Brief: Copy every line of the data that includes the string "Suche".

Available records:
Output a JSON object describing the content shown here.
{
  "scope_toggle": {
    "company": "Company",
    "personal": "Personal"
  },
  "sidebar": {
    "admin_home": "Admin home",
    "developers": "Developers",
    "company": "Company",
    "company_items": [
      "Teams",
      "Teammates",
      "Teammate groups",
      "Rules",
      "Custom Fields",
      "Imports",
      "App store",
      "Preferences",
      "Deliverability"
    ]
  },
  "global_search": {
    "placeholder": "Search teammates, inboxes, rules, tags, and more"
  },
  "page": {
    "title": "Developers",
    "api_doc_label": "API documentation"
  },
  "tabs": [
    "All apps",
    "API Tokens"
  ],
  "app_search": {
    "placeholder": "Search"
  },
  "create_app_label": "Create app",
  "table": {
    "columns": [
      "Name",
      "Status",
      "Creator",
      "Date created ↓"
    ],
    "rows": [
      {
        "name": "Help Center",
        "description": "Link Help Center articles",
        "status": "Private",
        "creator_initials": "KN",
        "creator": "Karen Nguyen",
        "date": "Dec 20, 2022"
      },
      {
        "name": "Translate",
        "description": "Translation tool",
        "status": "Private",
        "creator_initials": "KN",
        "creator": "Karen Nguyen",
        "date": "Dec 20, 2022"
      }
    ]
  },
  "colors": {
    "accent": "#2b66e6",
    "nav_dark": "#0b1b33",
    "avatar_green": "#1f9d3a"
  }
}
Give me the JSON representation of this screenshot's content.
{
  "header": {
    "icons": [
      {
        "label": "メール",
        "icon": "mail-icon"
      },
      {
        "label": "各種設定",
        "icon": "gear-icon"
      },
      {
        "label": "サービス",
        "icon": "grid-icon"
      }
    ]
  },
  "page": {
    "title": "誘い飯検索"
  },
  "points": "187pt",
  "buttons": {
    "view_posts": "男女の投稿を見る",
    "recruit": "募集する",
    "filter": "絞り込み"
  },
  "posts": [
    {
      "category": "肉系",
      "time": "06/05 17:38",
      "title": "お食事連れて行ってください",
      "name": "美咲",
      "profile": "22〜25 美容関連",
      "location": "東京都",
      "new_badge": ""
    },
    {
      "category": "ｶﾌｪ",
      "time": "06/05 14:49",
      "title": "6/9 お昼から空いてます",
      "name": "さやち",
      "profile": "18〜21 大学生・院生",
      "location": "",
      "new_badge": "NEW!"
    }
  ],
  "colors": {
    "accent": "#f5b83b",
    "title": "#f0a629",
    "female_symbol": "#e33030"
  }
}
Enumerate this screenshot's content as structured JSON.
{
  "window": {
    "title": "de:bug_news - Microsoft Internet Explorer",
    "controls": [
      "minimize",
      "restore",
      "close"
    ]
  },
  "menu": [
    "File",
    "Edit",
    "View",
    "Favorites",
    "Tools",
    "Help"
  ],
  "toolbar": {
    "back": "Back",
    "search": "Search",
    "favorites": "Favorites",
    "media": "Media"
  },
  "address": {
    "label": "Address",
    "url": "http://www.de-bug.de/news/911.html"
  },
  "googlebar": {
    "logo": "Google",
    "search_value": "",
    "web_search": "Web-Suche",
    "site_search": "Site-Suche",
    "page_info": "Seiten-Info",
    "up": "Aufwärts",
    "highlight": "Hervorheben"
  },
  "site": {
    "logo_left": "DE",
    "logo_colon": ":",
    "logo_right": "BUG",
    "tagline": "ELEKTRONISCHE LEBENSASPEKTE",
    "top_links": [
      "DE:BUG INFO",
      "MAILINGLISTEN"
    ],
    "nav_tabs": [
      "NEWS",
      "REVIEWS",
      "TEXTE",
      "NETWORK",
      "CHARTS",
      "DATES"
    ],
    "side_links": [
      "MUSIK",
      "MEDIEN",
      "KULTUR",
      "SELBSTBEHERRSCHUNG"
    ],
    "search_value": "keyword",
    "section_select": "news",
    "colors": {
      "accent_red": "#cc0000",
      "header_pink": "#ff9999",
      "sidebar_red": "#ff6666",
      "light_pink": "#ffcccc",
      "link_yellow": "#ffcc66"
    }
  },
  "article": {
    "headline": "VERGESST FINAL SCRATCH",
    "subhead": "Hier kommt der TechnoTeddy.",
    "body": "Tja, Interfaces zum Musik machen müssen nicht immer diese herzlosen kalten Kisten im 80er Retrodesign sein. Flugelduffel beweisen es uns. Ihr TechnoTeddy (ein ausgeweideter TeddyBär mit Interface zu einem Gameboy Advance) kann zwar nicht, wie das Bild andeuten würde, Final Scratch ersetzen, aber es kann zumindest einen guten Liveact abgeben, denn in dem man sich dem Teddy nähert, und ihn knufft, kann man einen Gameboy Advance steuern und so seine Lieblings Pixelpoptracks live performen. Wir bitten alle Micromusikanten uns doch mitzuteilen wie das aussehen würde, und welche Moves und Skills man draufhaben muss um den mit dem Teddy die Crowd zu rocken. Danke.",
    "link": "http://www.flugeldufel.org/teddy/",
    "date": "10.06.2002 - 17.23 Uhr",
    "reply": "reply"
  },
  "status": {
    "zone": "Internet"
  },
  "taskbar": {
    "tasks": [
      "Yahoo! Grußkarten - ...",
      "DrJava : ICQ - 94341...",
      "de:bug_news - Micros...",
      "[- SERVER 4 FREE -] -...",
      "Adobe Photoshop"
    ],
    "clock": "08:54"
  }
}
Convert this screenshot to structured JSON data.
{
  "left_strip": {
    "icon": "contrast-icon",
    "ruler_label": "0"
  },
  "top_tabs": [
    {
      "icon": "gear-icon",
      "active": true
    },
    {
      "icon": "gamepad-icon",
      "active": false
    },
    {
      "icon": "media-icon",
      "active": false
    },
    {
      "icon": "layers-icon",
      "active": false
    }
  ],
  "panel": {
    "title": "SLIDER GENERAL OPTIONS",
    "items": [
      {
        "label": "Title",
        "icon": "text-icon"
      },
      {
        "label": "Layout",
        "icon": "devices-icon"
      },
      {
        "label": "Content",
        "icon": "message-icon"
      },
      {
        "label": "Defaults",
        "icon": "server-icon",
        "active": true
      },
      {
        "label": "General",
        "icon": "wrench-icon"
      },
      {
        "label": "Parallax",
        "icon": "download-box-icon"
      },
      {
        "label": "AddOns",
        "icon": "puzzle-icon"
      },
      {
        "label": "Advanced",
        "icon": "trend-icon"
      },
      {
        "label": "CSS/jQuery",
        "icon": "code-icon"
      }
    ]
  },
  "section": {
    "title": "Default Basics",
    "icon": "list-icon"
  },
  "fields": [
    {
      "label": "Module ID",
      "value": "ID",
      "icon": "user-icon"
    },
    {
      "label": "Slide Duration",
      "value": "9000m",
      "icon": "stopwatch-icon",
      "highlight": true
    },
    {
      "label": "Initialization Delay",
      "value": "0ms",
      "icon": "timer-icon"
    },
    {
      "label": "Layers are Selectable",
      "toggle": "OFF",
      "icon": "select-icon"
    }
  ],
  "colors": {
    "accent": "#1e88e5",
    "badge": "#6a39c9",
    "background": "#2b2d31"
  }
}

Final answer:
    "web_search": "Web-Suche",
    "site_search": "Site-Suche",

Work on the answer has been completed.